(DATA TO PROCESS Opens)

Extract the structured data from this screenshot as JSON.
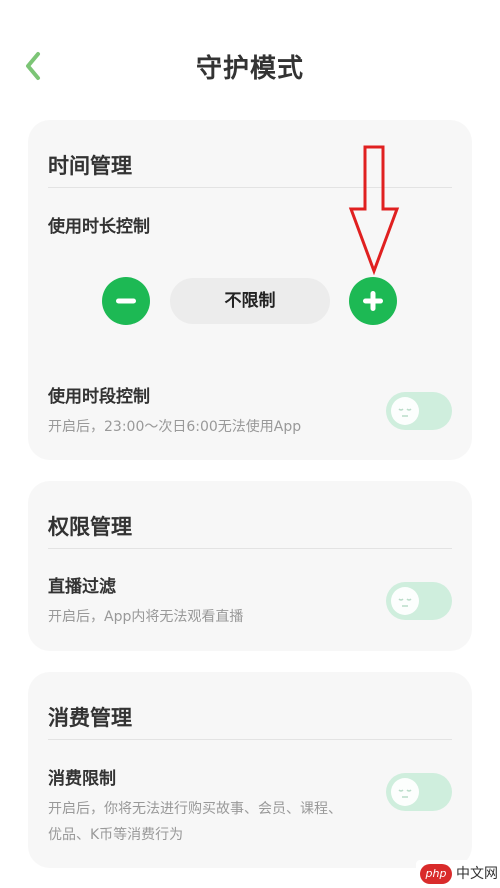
{
  "header": {
    "title": "守护模式"
  },
  "time_card": {
    "title": "时间管理",
    "duration": {
      "label": "使用时长控制",
      "value": "不限制"
    },
    "period": {
      "label": "使用时段控制",
      "description": "开启后，23:00～次日6:00无法使用App",
      "enabled": false
    }
  },
  "permission_card": {
    "title": "权限管理",
    "live": {
      "label": "直播过滤",
      "description": "开启后，App内将无法观看直播",
      "enabled": false
    }
  },
  "spend_card": {
    "title": "消费管理",
    "limit": {
      "label": "消费限制",
      "description_line1": "开启后，你将无法进行购买故事、会员、课程、",
      "description_line2": "优品、K币等消费行为",
      "enabled": false
    }
  },
  "watermark": {
    "logo": "php",
    "text": "中文网"
  },
  "colors": {
    "accent": "#1db954",
    "toggle_off": "#cfeedd",
    "card_bg": "#f7f7f7",
    "arrow": "#e02020"
  }
}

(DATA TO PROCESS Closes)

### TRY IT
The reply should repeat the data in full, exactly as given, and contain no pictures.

### TASK RESULT
Extract the structured data from this screenshot as JSON.
{
  "header": {
    "title": "守护模式"
  },
  "time_card": {
    "title": "时间管理",
    "duration": {
      "label": "使用时长控制",
      "value": "不限制"
    },
    "period": {
      "label": "使用时段控制",
      "description": "开启后，23:00～次日6:00无法使用App",
      "enabled": false
    }
  },
  "permission_card": {
    "title": "权限管理",
    "live": {
      "label": "直播过滤",
      "description": "开启后，App内将无法观看直播",
      "enabled": false
    }
  },
  "spend_card": {
    "title": "消费管理",
    "limit": {
      "label": "消费限制",
      "description_line1": "开启后，你将无法进行购买故事、会员、课程、",
      "description_line2": "优品、K币等消费行为",
      "enabled": false
    }
  },
  "watermark": {
    "logo": "php",
    "text": "中文网"
  },
  "colors": {
    "accent": "#1db954",
    "toggle_off": "#cfeedd",
    "card_bg": "#f7f7f7",
    "arrow": "#e02020"
  }
}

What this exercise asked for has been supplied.